The RCP has welcomed the the Health and Social Care Committee's Prevention in Health and Social Care: healthy places report, which recognises that "places where people live - homes, communities and neighbourhoods - affect their health and wellbeing substantially" and calls on government to do more to prevent ill health.
Dr Sarah Clarke, president of the Royal College of Physicians, said:
“The report from the Health and Social Care Committee concludes in no uncertain terms that we require a whole-government solution to create healthier populations.
“Everything from the air we breathe, the discrimination we face, our education, to our living conditions - including damp and mould hazards in homes - and access to transport and green spaces, impacts our health.

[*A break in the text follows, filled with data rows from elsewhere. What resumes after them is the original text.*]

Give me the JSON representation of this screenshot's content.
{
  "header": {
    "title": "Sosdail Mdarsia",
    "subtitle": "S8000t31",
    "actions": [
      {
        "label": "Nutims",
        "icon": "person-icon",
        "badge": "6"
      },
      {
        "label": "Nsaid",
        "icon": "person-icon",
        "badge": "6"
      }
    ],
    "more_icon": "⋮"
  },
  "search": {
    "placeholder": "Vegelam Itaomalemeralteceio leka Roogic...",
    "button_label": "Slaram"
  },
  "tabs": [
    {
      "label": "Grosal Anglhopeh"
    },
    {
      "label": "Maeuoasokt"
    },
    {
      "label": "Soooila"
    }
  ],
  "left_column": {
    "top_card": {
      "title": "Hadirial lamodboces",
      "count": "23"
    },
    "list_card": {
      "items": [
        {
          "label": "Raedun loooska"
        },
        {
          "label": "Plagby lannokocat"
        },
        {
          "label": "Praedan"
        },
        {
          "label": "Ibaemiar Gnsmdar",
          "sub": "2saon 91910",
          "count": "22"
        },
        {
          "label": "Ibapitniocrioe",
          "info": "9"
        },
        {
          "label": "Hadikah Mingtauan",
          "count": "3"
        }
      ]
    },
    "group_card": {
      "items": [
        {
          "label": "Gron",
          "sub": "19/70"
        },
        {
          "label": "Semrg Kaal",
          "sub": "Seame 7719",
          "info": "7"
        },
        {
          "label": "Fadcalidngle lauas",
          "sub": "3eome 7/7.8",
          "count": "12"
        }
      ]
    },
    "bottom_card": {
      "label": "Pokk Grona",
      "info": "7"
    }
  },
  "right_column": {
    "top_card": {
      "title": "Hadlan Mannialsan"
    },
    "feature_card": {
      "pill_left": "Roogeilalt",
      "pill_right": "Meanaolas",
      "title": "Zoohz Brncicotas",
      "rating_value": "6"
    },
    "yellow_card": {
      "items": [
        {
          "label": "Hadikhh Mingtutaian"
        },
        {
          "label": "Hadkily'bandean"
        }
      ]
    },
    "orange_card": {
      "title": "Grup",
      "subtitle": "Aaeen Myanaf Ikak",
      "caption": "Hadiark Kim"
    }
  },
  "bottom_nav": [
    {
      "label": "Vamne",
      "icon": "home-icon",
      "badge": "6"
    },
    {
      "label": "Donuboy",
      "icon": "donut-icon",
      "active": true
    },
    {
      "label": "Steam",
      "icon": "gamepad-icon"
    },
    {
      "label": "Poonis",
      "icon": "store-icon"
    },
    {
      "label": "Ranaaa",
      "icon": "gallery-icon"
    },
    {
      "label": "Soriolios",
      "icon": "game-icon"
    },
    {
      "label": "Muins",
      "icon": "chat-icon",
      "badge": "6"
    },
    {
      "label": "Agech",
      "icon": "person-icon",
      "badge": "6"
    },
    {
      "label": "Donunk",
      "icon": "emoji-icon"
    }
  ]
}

That is why the RCP and over 250 members of the Inequalities in Health Alliance (IHA) have long called for a cross-government strategy to address the social determinants of ill health and reduce health inequalities.
“The RCP welcomes the committee’s recommendation that tackling the problems caused by ‘unhealthy places’ will require ‘long-term thinking’ and ‘whole-government solutions, including commitment, leadership and co-ordination from the very top.’
“As the report notes, only by taking action on the factors that make people ill in the first place will we be able to build a healthier society, reduce demand on the NHS and have a more productive economy.”
- The RCP is the convenor of the Inequalities in Health Alliance (IHA), a coalition of over 250 organisations calling for a cross government strategy to reduce health inequalities.
- The RCP submitted written evidence to the first phase of the health and social care select committee inquiry on prevention calling for the inquiry to look at health inequalities and the social determinants of ill health including poor housing, air quality and the marketing of food and alcohol or the availability of tobacco, to employment (including how much money you have), racism and discrimination and transport.
- The RCP published a policy paper in October 2023 reiterating calls for a cross-government strategy to reduce health inequalities.
- A December 2022 survey of RCP members found that almost a third (31%) said they had seen more patients with illness due to their living conditions in the prior three months.